Northern lights are a daily phenomenon in the Polar Regions, especially locally in the hours around midnight. Northern lights occur on a daily basis, but cannot be seen during the summer months, because there is too much light in the sky.
At Ilulissat you can see the northern lights on clear nights from September to March.
Northern lights occur when electrically charged, high velocity particles are propelled into the earth’s magnetic field by solar winds at heights of between 90 to 500 kilometers.
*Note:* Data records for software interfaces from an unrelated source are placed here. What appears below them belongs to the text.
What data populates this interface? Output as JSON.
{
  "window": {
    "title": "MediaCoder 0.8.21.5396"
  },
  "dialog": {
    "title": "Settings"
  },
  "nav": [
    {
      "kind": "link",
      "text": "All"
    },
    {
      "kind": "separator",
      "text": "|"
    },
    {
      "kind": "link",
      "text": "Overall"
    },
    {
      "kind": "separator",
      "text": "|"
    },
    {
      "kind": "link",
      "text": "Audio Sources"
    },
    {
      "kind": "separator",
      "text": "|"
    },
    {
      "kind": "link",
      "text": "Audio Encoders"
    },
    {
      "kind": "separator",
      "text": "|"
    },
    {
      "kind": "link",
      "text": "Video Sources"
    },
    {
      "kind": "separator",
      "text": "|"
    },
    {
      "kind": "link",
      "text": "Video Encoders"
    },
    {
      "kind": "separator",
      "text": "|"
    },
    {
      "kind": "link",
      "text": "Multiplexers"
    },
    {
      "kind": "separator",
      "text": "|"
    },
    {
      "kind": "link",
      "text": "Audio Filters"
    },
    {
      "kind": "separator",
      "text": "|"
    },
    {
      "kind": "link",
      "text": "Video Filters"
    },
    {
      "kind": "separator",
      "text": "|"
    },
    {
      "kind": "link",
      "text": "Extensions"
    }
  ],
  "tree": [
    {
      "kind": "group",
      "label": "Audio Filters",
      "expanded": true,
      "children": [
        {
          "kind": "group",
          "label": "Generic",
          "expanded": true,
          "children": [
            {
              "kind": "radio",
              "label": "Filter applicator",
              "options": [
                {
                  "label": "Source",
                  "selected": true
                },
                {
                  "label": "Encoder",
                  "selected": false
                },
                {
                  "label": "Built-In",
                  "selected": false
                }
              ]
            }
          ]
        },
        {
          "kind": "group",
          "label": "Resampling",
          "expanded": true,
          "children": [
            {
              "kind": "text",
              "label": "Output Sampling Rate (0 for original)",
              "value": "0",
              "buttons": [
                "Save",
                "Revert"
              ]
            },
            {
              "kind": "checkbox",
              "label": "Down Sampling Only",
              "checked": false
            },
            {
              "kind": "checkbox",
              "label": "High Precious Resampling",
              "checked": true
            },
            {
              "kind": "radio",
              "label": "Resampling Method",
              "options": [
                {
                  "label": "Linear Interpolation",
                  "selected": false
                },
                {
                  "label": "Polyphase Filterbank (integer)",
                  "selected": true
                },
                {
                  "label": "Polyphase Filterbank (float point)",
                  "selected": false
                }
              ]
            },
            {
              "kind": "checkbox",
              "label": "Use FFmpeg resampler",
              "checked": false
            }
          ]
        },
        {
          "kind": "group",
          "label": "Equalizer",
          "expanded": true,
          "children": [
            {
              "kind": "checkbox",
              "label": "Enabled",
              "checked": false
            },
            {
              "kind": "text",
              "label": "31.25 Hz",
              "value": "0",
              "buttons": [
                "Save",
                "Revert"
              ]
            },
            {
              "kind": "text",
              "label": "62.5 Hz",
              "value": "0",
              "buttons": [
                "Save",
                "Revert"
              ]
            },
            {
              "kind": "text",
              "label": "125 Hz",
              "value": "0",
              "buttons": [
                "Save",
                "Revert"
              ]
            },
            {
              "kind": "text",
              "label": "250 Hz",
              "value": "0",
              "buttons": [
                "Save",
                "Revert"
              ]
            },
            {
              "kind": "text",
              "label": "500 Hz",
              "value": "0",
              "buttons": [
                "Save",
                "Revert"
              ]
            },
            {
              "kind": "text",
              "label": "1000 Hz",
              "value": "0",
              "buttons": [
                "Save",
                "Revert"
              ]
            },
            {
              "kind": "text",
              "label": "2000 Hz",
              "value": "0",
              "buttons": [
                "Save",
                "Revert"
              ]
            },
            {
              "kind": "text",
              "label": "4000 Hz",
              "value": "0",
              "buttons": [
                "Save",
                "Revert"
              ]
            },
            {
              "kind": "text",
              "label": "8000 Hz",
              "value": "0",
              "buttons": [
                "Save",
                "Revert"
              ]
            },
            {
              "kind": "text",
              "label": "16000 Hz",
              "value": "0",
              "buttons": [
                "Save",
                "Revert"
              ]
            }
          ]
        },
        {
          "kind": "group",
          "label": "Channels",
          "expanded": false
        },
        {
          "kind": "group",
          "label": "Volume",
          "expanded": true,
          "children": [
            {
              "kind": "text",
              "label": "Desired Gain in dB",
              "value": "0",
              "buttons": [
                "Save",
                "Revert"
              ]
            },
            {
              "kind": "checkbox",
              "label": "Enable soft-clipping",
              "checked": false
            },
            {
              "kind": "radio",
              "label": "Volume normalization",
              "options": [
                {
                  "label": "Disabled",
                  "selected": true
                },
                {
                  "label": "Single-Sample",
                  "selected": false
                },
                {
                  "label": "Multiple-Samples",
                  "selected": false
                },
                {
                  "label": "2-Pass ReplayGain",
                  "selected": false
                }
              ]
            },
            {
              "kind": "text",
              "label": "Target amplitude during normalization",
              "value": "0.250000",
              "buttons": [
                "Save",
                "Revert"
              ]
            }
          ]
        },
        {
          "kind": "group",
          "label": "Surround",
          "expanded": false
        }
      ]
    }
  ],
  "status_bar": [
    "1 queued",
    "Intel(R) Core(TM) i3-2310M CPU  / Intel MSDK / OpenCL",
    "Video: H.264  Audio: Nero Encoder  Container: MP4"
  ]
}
This occurs at its most extreme and with the highest frequency during magnetic storms caused by volcanic-like eruptions on the sun. These eruptions occur in cycles of approx. 11 years. The most recent peak of solar activity was in the years 2001-2002.
Northern Lights in Ilulissat